Gay man seeks San Jose council seat
by Roger Brigham
When the race for the San Jose City Council District 6 seat was put on the ballot in late June, former Billy DeFrank LGBT Community Center interim Executive Director Clark Williams didn't waste much time deciding to run.
"I've been active in Democratic Party politics for 20 years," Williams said, "and I've been considering a run for public office for a number of years now. When Ken [Yeager] won his race for Santa Clara Country supervisor, that's when I began to take a more serious look at it."
Yeager served five years as an openly gay member of the San Jose City Council before beating Santa Clara Mayor Patricia Mahan and San Jose City Councilwoman Linda LeZotte in early June for the county supervisor seat being vacated by Jim Beall. Yeager won outright with 51.96 percent of the vote.
"It was surprise that Ken won outright," Williams said. "It meant that we had to get up to speed fairly quickly.
"Ken has not yet made an endorsement in the race. I have met with him about my plans to run for office. Ken told me he was going to wait until after the filing period. Ken and I share a very similar philosophy of government."
The filing period ends Friday, August 11. As of press time, five other candidates had taken out papers for the District 6 race: Bill Chew, Brad Imamura, Pierluigi Oliverio, Jim Spence, and Steve Tedesco. Spence, president of the Association of Retired San Jose Police Officers and Firefighters, ran in District 6 against Yeager in 2000.
Chew ran and lost in the primary for the City Council District 3 race, then moved back to District 6 to run there. It is Chew's seventh run for office.
San Jose's image has been marred in recent months by ethical accusations and criminal charges brought against Mayor Ron Gonzales and his chief budget aide, Joe Guerra. Gonzales and Guerra pleaded not guilty to corruption charges last month. Williams said he thought it was important that the city government win back the trust of voters.
"Our city recently has faced a series of scandals," Williams said. "I think it's very unfortunate. I think the vast majority of our elected officials and our staff are ethical people. I by no means think this is the norm. It's certainly not the city I know.
"We need to put an ethics value plan in place. Using 'indictability' as a standard is not sufficient," Williams said. "I think if we make transparency and ethical codes part of our work culture we can restore public trust."
Williams, 41, and his partner James Moore have an adopted 3-year-old daughter, Caroline. Williams believes his active and open role as a gay family man gives the city council race a unique twist.
"For many people, we're the public face of LGBT families, not just locally but nationally," Williams said. "In many ways, there has yet to be a race quite like this."

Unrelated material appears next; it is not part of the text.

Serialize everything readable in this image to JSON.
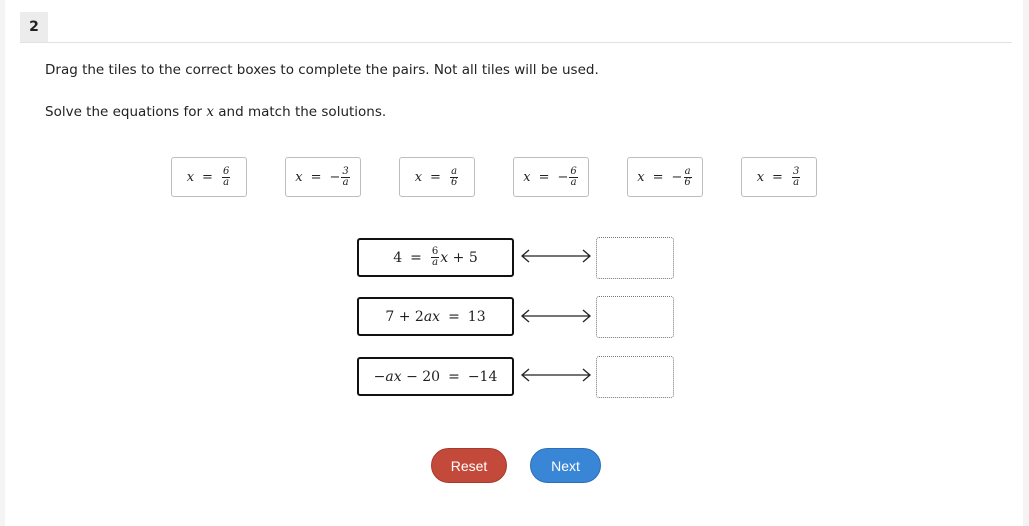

Williams said there are a number of issues he feels are important.
"Quite frankly I am running because I care about my community. I'm running to protect quality of life in our neighborhood," said Williams. "The number one thing I hear the most about is what residents want from their council members: making government work better. That's something I have a great passion for. I like to be an advocate for the community."
Yeager is the only out LGBT person on the San Jose City Council, which he will be leaving when he is sworn in as a supervisor in January.
"The Yeager win was terrific for Santa Clara County. Certainly as an openly gay member of the council, I would be reflecting the diversity of San Jose. It's very important to our entire region that we have a diverse city council."
Williams served the DeFrank Center as interim executive director after the departure of Patrick Soricone last November, overseeing operations until the hiring of Aejaie Sellers in February. He donated his entire salary for that period back to the center.
Williams was the former executive director of a Maryland-based women's health care organization later worked with the Santa Clara County Public Health Department. Williams is also an executive board member of Resources for Families and Communities, a member of the Citizen Watchdog Committee for Santa Clara County's Measure B Transportation Improvement Project, and a commission member for the City of San Jose's Project Diversity. He was awarded a 2004 Community Leadership Award by OutNow magazine in 2004.